* [Task item]: For each line below, print it again exactly as shown.

━━━━━━━━━━━━━━━━

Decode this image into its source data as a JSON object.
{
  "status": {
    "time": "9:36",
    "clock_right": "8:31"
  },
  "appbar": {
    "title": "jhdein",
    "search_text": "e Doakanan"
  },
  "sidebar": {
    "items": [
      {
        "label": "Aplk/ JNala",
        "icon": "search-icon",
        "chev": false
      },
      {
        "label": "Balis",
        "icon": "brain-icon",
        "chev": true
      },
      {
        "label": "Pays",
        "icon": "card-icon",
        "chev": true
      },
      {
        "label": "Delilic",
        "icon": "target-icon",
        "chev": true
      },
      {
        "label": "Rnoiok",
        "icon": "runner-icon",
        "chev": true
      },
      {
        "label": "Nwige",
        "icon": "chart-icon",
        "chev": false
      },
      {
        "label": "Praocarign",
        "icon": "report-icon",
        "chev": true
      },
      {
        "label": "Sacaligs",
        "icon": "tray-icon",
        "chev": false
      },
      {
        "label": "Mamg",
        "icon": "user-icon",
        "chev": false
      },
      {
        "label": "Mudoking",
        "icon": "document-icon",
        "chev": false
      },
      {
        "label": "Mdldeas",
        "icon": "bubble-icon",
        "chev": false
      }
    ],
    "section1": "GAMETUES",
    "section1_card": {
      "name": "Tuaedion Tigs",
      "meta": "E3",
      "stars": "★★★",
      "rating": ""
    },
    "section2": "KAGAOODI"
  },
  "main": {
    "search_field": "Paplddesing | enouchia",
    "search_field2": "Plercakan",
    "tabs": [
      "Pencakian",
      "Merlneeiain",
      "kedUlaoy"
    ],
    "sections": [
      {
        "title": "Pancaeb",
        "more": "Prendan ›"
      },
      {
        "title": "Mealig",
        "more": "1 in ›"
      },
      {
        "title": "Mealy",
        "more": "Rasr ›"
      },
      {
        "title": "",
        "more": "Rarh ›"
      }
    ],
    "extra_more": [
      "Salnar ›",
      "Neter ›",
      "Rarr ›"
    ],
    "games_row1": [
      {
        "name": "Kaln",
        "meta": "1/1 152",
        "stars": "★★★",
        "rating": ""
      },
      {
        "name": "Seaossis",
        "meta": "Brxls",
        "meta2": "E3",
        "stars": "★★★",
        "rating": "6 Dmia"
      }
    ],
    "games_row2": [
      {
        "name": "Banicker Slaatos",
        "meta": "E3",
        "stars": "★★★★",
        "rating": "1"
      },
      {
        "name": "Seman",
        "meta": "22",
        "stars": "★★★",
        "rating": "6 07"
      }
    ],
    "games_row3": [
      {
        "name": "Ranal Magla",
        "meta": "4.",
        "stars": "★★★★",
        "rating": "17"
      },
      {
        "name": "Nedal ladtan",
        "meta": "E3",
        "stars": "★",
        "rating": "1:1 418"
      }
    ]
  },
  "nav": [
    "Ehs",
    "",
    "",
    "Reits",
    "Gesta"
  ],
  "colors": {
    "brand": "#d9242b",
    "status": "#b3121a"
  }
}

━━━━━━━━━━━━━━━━

* [Solution to the exercise]:
Decode this image into its source data as a JSON object.
{
  "status": {
    "time": "9:36",
    "clock_right": "8:31"
  },
  "appbar": {
    "title": "jhdein",
    "search_text": "e Doakanan"
  },
  "sidebar": {
    "items": [
      {
        "label": "Aplk/ JNala",
        "icon": "search-icon",
        "chev": false
      },
      {
        "label": "Balis",
        "icon": "brain-icon",
        "chev": true
      },
      {
        "label": "Pays",
        "icon": "card-icon",
        "chev": true
      },
      {
        "label": "Delilic",
        "icon": "target-icon",
        "chev": true
      },
      {
        "label": "Rnoiok",
        "icon": "runner-icon",
        "chev": true
      },
      {
        "label": "Nwige",
        "icon": "chart-icon",
        "chev": false
      },
      {
        "label": "Praocarign",
        "icon": "report-icon",
        "chev": true
      },
      {
        "label": "Sacaligs",
        "icon": "tray-icon",
        "chev": false
      },
      {
        "label": "Mamg",
        "icon": "user-icon",
        "chev": false
      },
      {
        "label": "Mudoking",
        "icon": "document-icon",
        "chev": false
      },
      {
        "label": "Mdldeas",
        "icon": "bubble-icon",
        "chev": false
      }
    ],
    "section1": "GAMETUES",
    "section1_card": {
      "name": "Tuaedion Tigs",
      "meta": "E3",
      "stars": "★★★",
      "rating": ""
    },
    "section2": "KAGAOODI"
  },
  "main": {
    "search_field": "Paplddesing | enouchia",
    "search_field2": "Plercakan",
    "tabs": [
      "Pencakian",
      "Merlneeiain",
      "kedUlaoy"
    ],
    "sections": [
      {
        "title": "Pancaeb",
        "more": "Prendan ›"
      },
      {
        "title": "Mealig",
        "more": "1 in ›"
      },
      {
        "title": "Mealy",
        "more": "Rasr ›"
      },
      {
        "title": "",
        "more": "Rarh ›"
      }
    ],
    "extra_more": [
      "Salnar ›",
      "Neter ›",
      "Rarr ›"
    ],
    "games_row1": [
      {
        "name": "Kaln",
        "meta": "1/1 152",
        "stars": "★★★",
        "rating": ""
      },
      {
        "name": "Seaossis",
        "meta": "Brxls",
        "meta2": "E3",
        "stars": "★★★",
        "rating": "6 Dmia"
      }
    ],
    "games_row2": [
      {
        "name": "Banicker Slaatos",
        "meta": "E3",
        "stars": "★★★★",
        "rating": "1"
      },
      {
        "name": "Seman",
        "meta": "22",
        "stars": "★★★",
        "rating": "6 07"
      }
    ],
    "games_row3": [
      {
        "name": "Ranal Magla",
        "meta": "4.",
        "stars": "★★★★",
        "rating": "17"
      },
      {
        "name": "Nedal ladtan",
        "meta": "E3",
        "stars": "★",
        "rating": "1:1 418"
      }
    ]
  },
  "nav": [
    "Ehs",
    "",
    "",
    "Reits",
    "Gesta"
  ],
  "colors": {
    "brand": "#d9242b",
    "status": "#b3121a"
  }
}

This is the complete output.